Assignment: Pull every line from the records that has the word "data" in it.

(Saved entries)
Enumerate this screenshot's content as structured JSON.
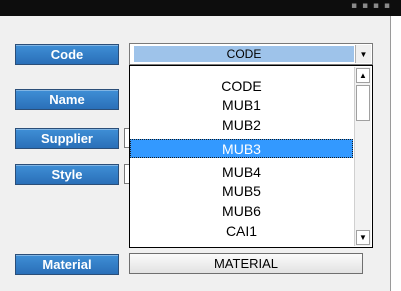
{
  "form": {
    "labels": {
      "code": "Code",
      "name": "Name",
      "supplier": "Supplier",
      "style": "Style",
      "material": "Material"
    },
    "code_combo": {
      "value": "CODE",
      "dropdown_arrow": "▼"
    },
    "code_options": [
      "CODE",
      "MUB1",
      "MUB2",
      "MUB3",
      "MUB4",
      "MUB5",
      "MUB6",
      "CAI1"
    ],
    "selected_option": "MUB3",
    "material_value": "MATERIAL",
    "scroll_up_glyph": "▲",
    "scroll_down_glyph": "▼"
  },
  "colors": {
    "label_button": "#2f7cc8",
    "selection": "#3399ff",
    "combo_highlight": "#9ec3ea"
  }
}
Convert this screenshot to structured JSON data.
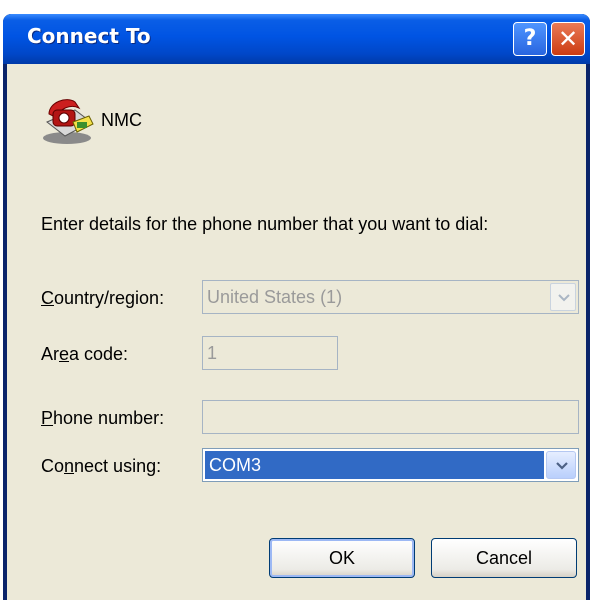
{
  "window": {
    "title": "Connect To",
    "help_glyph": "?",
    "close_glyph": "✕"
  },
  "entry": {
    "name": "NMC",
    "icon": "phone-icon"
  },
  "prompt": "Enter details for the phone number that you want to dial:",
  "fields": {
    "country": {
      "label_u": "C",
      "label_rest": "ountry/region:",
      "value": "United States (1)"
    },
    "area": {
      "label_pre": "Ar",
      "label_u": "e",
      "label_rest": "a code:",
      "value": "1"
    },
    "phone": {
      "label_u": "P",
      "label_rest": "hone number:",
      "value": ""
    },
    "connect": {
      "label_pre": "Co",
      "label_u": "n",
      "label_rest": "nect using:",
      "value": "COM3"
    }
  },
  "buttons": {
    "ok": "OK",
    "cancel": "Cancel"
  },
  "colors": {
    "titlebar": "#0054e3",
    "selection": "#316ac5",
    "dialog_bg": "#ece9d8"
  }
}
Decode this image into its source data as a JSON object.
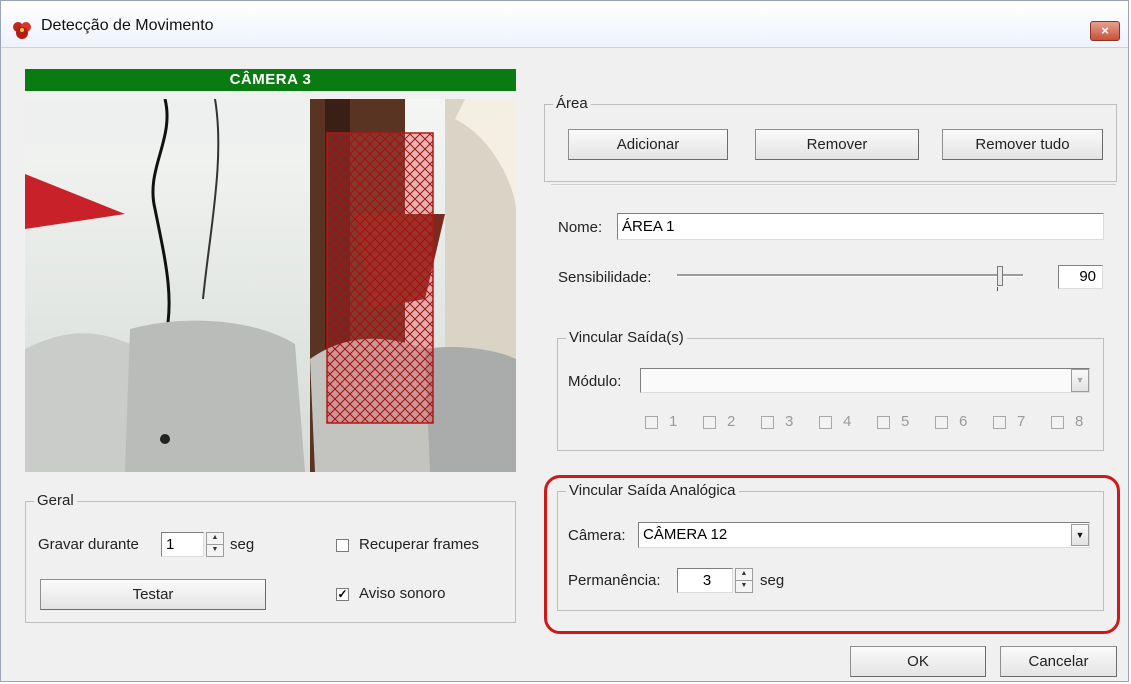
{
  "window": {
    "title": "Detecção de Movimento",
    "close_icon": "×"
  },
  "camera": {
    "header": "CÂMERA 3"
  },
  "area": {
    "group_title": "Área",
    "add_label": "Adicionar",
    "remove_label": "Remover",
    "remove_all_label": "Remover tudo",
    "name_label": "Nome:",
    "name_value": "ÁREA 1",
    "sensitivity_label": "Sensibilidade:",
    "sensitivity_value": "90"
  },
  "outputs": {
    "group_title": "Vincular Saída(s)",
    "module_label": "Módulo:",
    "module_value": "",
    "items": [
      "1",
      "2",
      "3",
      "4",
      "5",
      "6",
      "7",
      "8"
    ]
  },
  "analog": {
    "group_title": "Vincular Saída Analógica",
    "camera_label": "Câmera:",
    "camera_value": "CÂMERA 12",
    "permanence_label": "Permanência:",
    "permanence_value": "3",
    "unit": "seg"
  },
  "general": {
    "group_title": "Geral",
    "record_label": "Gravar durante",
    "record_value": "1",
    "unit": "seg",
    "recover_frames_label": "Recuperar frames",
    "recover_frames_checked": false,
    "sound_alert_label": "Aviso sonoro",
    "sound_alert_checked": true,
    "test_label": "Testar"
  },
  "footer": {
    "ok_label": "OK",
    "cancel_label": "Cancelar"
  },
  "colors": {
    "header_green": "#0a7a12",
    "highlight_red": "#cc1a1a",
    "area_overlay": "#c0392b"
  }
}
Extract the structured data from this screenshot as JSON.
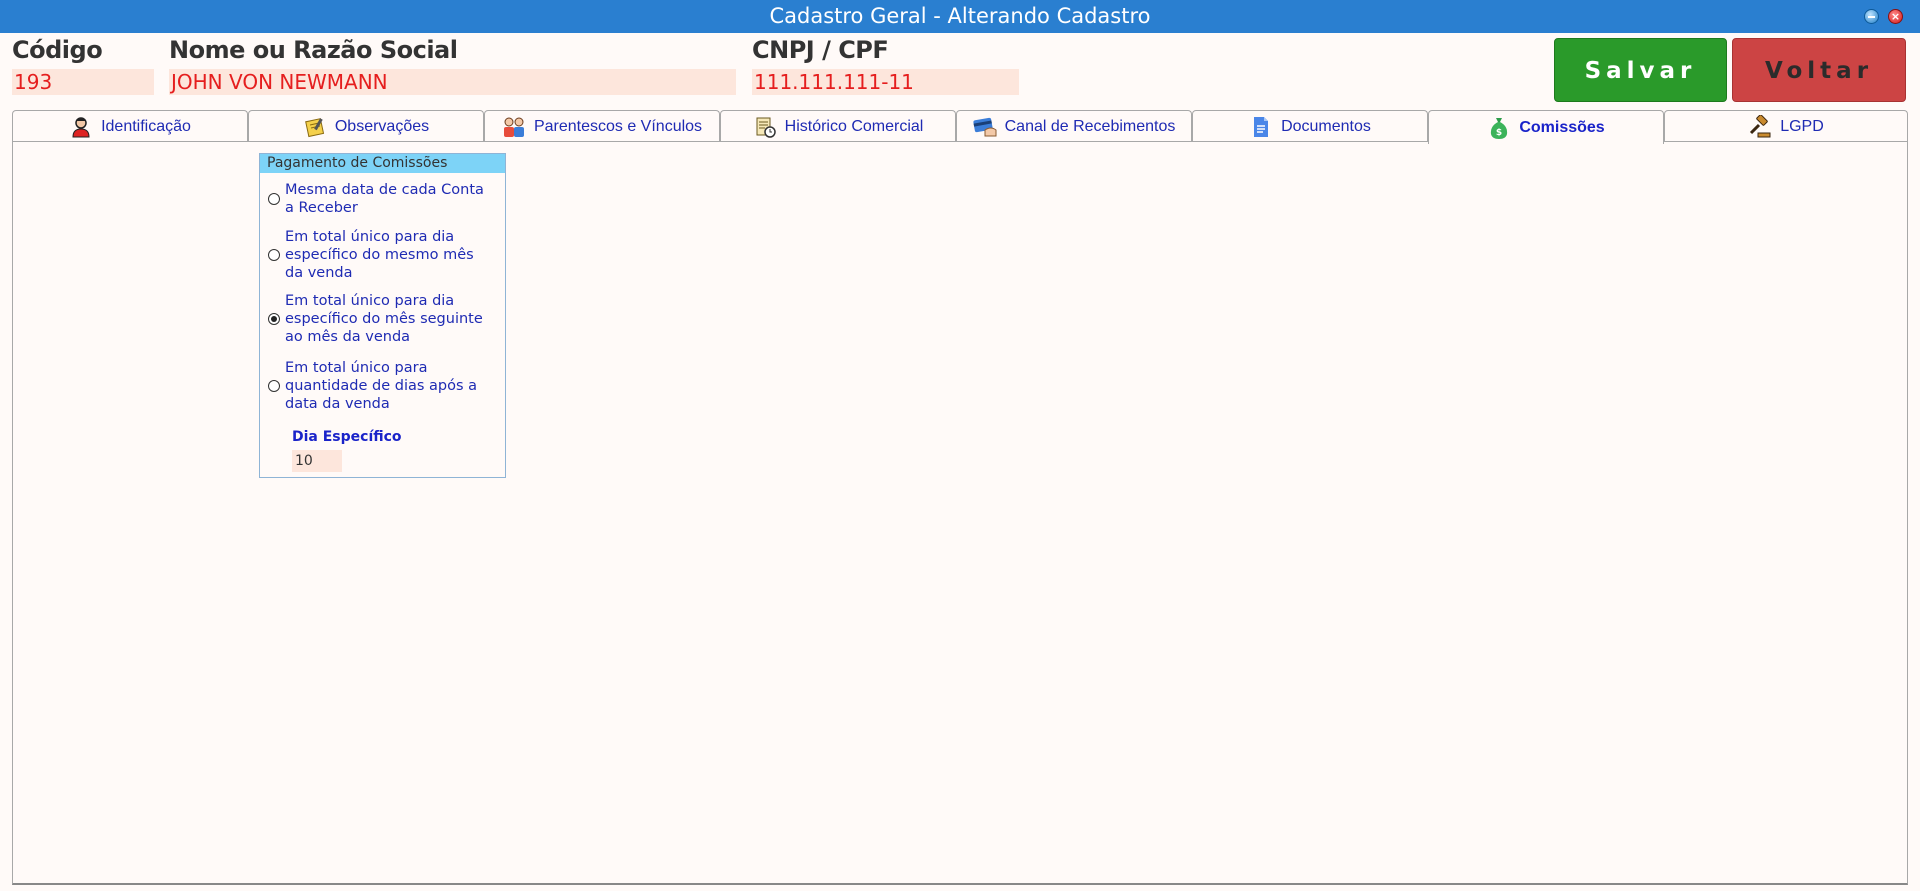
{
  "window": {
    "title": "Cadastro Geral - Alterando Cadastro"
  },
  "header": {
    "codigo": {
      "label": "Código",
      "value": "193"
    },
    "nome": {
      "label": "Nome ou Razão Social",
      "value": "JOHN VON NEWMANN"
    },
    "cnpj": {
      "label": "CNPJ / CPF",
      "value": "111.111.111-11"
    }
  },
  "actions": {
    "save_label": "Salvar",
    "back_label": "Voltar"
  },
  "tabs": [
    {
      "label": "Identificação",
      "icon": "person-icon"
    },
    {
      "label": "Observações",
      "icon": "notes-icon"
    },
    {
      "label": "Parentescos e Vínculos",
      "icon": "family-icon"
    },
    {
      "label": "Histórico Comercial",
      "icon": "history-icon"
    },
    {
      "label": "Canal de Recebimentos",
      "icon": "card-icon"
    },
    {
      "label": "Documentos",
      "icon": "document-icon"
    },
    {
      "label": "Comissões",
      "icon": "money-bag-icon",
      "active": true
    },
    {
      "label": "LGPD",
      "icon": "gavel-icon"
    }
  ],
  "commission_group": {
    "title": "Pagamento de Comissões",
    "options": [
      {
        "label": "Mesma data de cada Conta a Receber",
        "selected": false
      },
      {
        "label": "Em total único para dia específico do mesmo mês da venda",
        "selected": false
      },
      {
        "label": "Em total único para dia específico do mês seguinte ao mês da venda",
        "selected": true
      },
      {
        "label": "Em total único para quantidade de dias após a data da venda",
        "selected": false
      }
    ],
    "dia_especifico": {
      "label": "Dia Específico",
      "value": "10"
    }
  },
  "colors": {
    "titlebar": "#2a7fd0",
    "save": "#2a9a2a",
    "back": "#cc4444",
    "value_text": "#e51e1e",
    "field_bg": "#fde6dc",
    "group_header": "#7dd3f7"
  }
}
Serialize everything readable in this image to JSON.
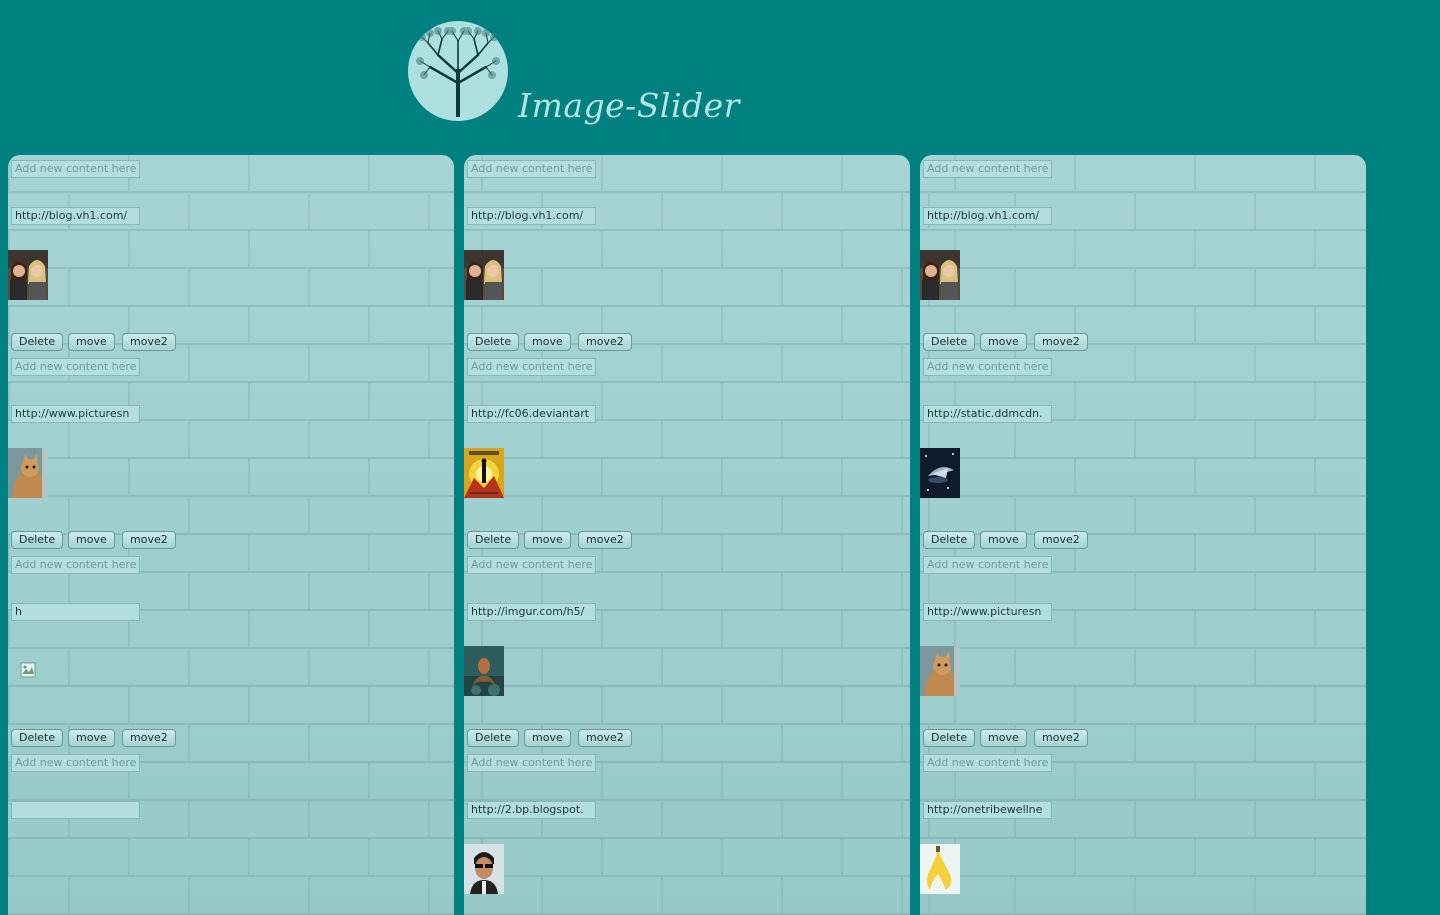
{
  "header": {
    "title": "Image-Slider",
    "logo_icon": "tree-icon"
  },
  "content_placeholder": "Add new content here",
  "buttons": {
    "delete": "Delete",
    "move": "move",
    "move2": "move2"
  },
  "columns": [
    {
      "items": [
        {
          "url": "http://blog.vh1.com/",
          "thumb": "two-women-photo"
        },
        {
          "url": "http://www.picturesn",
          "thumb": "cat-photo"
        },
        {
          "url": "h",
          "thumb": "broken-image-icon"
        },
        {
          "url": "",
          "thumb": "empty-thumbnail"
        }
      ]
    },
    {
      "items": [
        {
          "url": "http://blog.vh1.com/",
          "thumb": "two-women-photo"
        },
        {
          "url": "http://fc06.deviantart",
          "thumb": "cool-guys-poster"
        },
        {
          "url": "http://imgur.com/h5/",
          "thumb": "octopus-photo"
        },
        {
          "url": "http://2.bp.blogspot.",
          "thumb": "man-portrait-photo"
        }
      ]
    },
    {
      "items": [
        {
          "url": "http://blog.vh1.com/",
          "thumb": "two-women-photo"
        },
        {
          "url": "http://static.ddmcdn.",
          "thumb": "spaceship-photo"
        },
        {
          "url": "http://www.picturesn",
          "thumb": "cat-photo"
        },
        {
          "url": "http://onetribewellne",
          "thumb": "banana-photo"
        }
      ]
    }
  ],
  "colors": {
    "background": "#008080",
    "panel": "#9fcfcf",
    "title": "#b4e4e4"
  }
}
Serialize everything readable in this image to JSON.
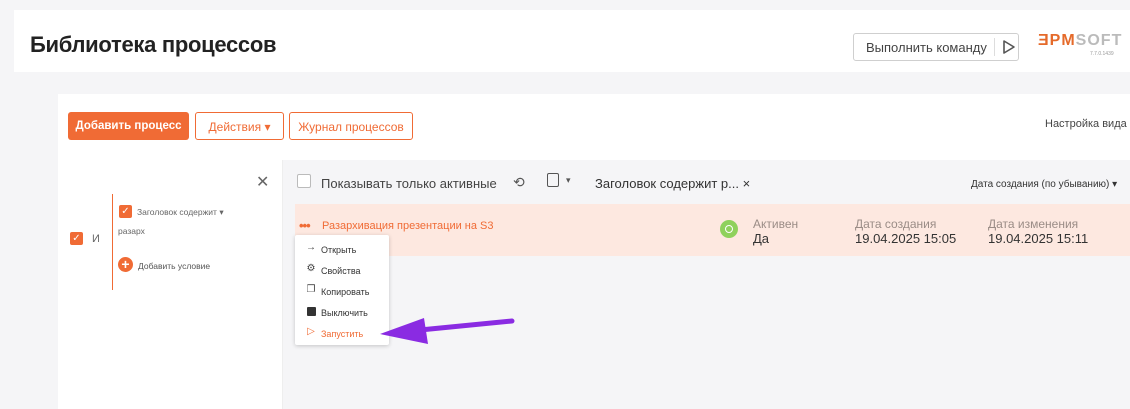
{
  "header": {
    "title": "Библиотека процессов",
    "command_label": "Выполнить команду",
    "logo_part1": "ƎPM",
    "logo_part2": "SOFT",
    "version": "7.7.0.1439"
  },
  "toolbar": {
    "add_label": "Добавить процесс",
    "actions_label": "Действия ▾",
    "journal_label": "Журнал процессов",
    "view_settings": "Настройка вида"
  },
  "filter": {
    "and_label": "И",
    "condition_label": "Заголовок содержит ▾",
    "condition_value": "разарх",
    "add_condition_label": "Добавить условие"
  },
  "list": {
    "active_only_label": "Показывать только активные",
    "search_chip": "Заголовок содержит р... ×",
    "sort_label": "Дата создания (по убыванию) ▾",
    "rows": [
      {
        "title": "Разархивация презентации на S3",
        "active_header": "Активен",
        "active_value": "Да",
        "created_header": "Дата создания",
        "created_value": "19.04.2025 15:05",
        "modified_header": "Дата изменения",
        "modified_value": "19.04.2025 15:11"
      }
    ]
  },
  "context_menu": {
    "items": [
      {
        "label": "Открыть",
        "icon": "arrow-right-icon"
      },
      {
        "label": "Свойства",
        "icon": "gear-icon"
      },
      {
        "label": "Копировать",
        "icon": "copy-icon"
      },
      {
        "label": "Выключить",
        "icon": "stop-icon"
      },
      {
        "label": "Запустить",
        "icon": "play-icon"
      }
    ]
  },
  "colors": {
    "accent": "#f06b35",
    "annotation_arrow": "#8a2be2",
    "row_highlight": "#fde8e0"
  }
}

Response to the task:
Convert this screenshot to structured JSON data.
Decode this image into its source data as a JSON object.
Extract the structured data from this screenshot as JSON.
        "label": "Mesma data de cada Conta a Receber",
        "label": "Em total único para quantidade de dias após a data da venda",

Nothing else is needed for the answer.